◆ **STUDY MATERIAL**
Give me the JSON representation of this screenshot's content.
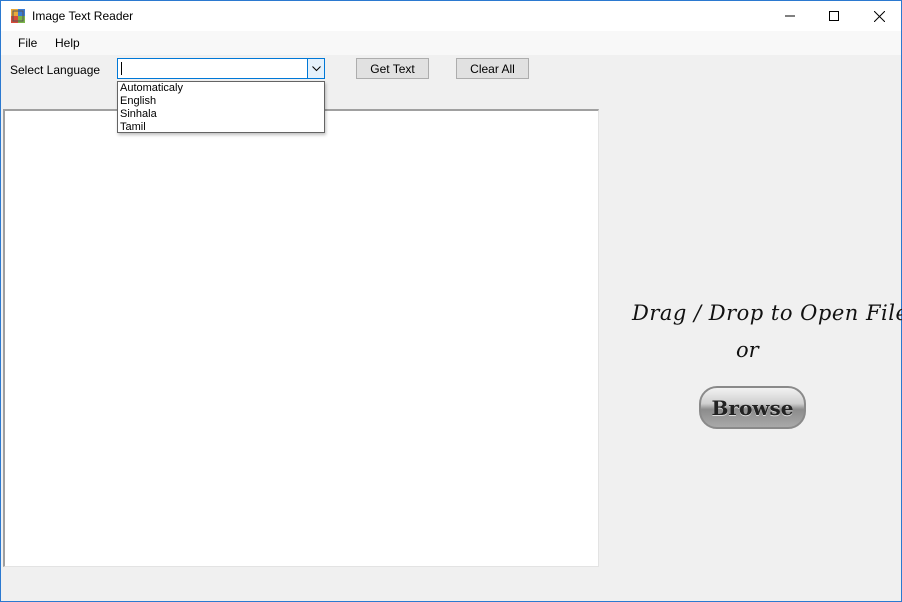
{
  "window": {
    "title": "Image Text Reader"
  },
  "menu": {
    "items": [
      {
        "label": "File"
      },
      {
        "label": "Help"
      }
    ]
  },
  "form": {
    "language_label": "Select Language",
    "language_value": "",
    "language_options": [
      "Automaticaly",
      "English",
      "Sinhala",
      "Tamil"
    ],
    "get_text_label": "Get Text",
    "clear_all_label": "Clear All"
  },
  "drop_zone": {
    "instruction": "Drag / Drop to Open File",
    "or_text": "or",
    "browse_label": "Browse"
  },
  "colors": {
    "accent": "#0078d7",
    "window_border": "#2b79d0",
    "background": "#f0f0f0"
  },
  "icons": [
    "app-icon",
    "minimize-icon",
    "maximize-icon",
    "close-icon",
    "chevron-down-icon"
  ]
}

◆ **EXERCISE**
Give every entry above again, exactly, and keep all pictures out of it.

◆ **ANSWER TO THE PROBLEM**
Give me the JSON representation of this screenshot's content.
{
  "window": {
    "title": "Image Text Reader"
  },
  "menu": {
    "items": [
      {
        "label": "File"
      },
      {
        "label": "Help"
      }
    ]
  },
  "form": {
    "language_label": "Select Language",
    "language_value": "",
    "language_options": [
      "Automaticaly",
      "English",
      "Sinhala",
      "Tamil"
    ],
    "get_text_label": "Get Text",
    "clear_all_label": "Clear All"
  },
  "drop_zone": {
    "instruction": "Drag / Drop to Open File",
    "or_text": "or",
    "browse_label": "Browse"
  },
  "colors": {
    "accent": "#0078d7",
    "window_border": "#2b79d0",
    "background": "#f0f0f0"
  },
  "icons": [
    "app-icon",
    "minimize-icon",
    "maximize-icon",
    "close-icon",
    "chevron-down-icon"
  ]
}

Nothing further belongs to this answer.